What is the significance of the Epic of Gilgamesh?
The Epic of Gilgamesh is especially significant because of the way it helps us understand early Mesopotamian society and the development of early literary forms. While an overwhelming majority of early written works are commercial or practical in nature, including business correspondence, treaties, law codes, and tax records, the literary texts that survive from the period give us unique insights about Mesopotamian culture.
Although Gilgamesh appears on the Sumerian king lists and may possibly have existed, the narrative of the epic is mythological, involving many supernatural events. On the other hand, the narrative does realistically reflect social attitudes and beliefs. For example, given the prominent role of a prostitute in Enkidu's story and the existence of temple prostitutes in the cult of Ishtar, we can deduce that prostitution was common and that it was socially acceptable for men to visit prostitutes. We also note that mortal women otherwise play few roles in the narrative, and from that can infer a society with distinct gender roles. We also see that male friendship is highly valued.
Next, the epic shows the beliefs of the period about what made a good ruler, a picture quite similar to what we find in the law codes. In the epic, rulers are considered representatives of the gods, related to the the gods, and serving as intermediaries between gods and mortals. A good ruler acts in a moral way and does not abuse power. As we see him in the beginning of the epic, Gilgamesh is a bad ruler, and gradually, through the friendship of Enkidu, he becomes a better ruler. This also suggests that the purpose of advisers was to encourage the king to behave in a morally good fashion. We also see that an important part of the role of the king was to serve as a war leader and that physical prowess was admired.
Finally, the epic is significant in the history of religion, especially in the way that the flood narrative has parallels to the biblical account of Noah.
The significance of The Epic of Gilgamesh lies in the fact of its great age and epic trajectory. It is one of the oldest surviving pieces of literature and has influenced many subsequent works. In his book The Hero With a Thousand Faces, the mythologist Joseph Campbell sees the The Epic of Gilgamesh as one of the earliest, and perhaps even the archetypal, "monomyth," a story with a particular structure and narrative arc that one sees again and again.
Gilgamesh's journey, which sees him leave his kingdom of Uruk, meet, battle and befriend his companion Enkidu, fight mythic monsters, and even seek out the secrets of immortality by trying to find the immortal man Utnapishtim, laying out the pattern of a "hero's journey" often repeated in literature.

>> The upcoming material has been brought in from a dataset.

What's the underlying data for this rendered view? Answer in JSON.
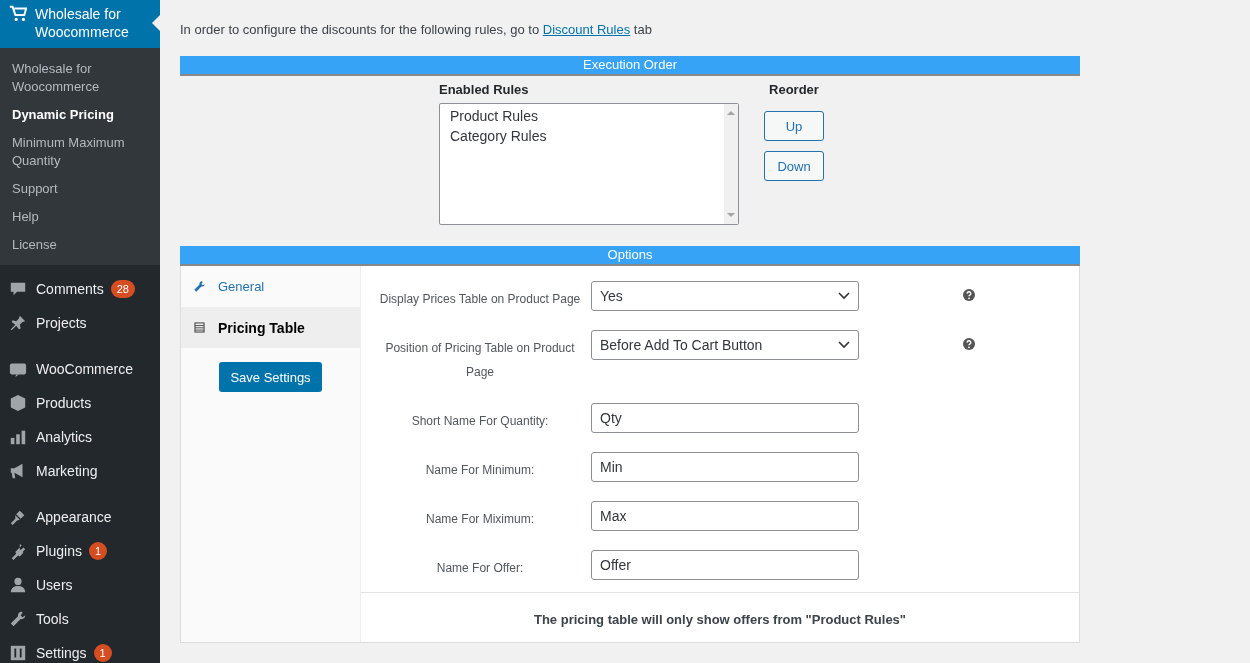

Even in its time The Epic of Gilgamesh was important in Akkadian and Sumerian culture, suggesting kingship and rule could be more than mere brutality and raw power, as Gilgamesh's experiences in the epic transform him into a better, more enlightened ruler upon his return.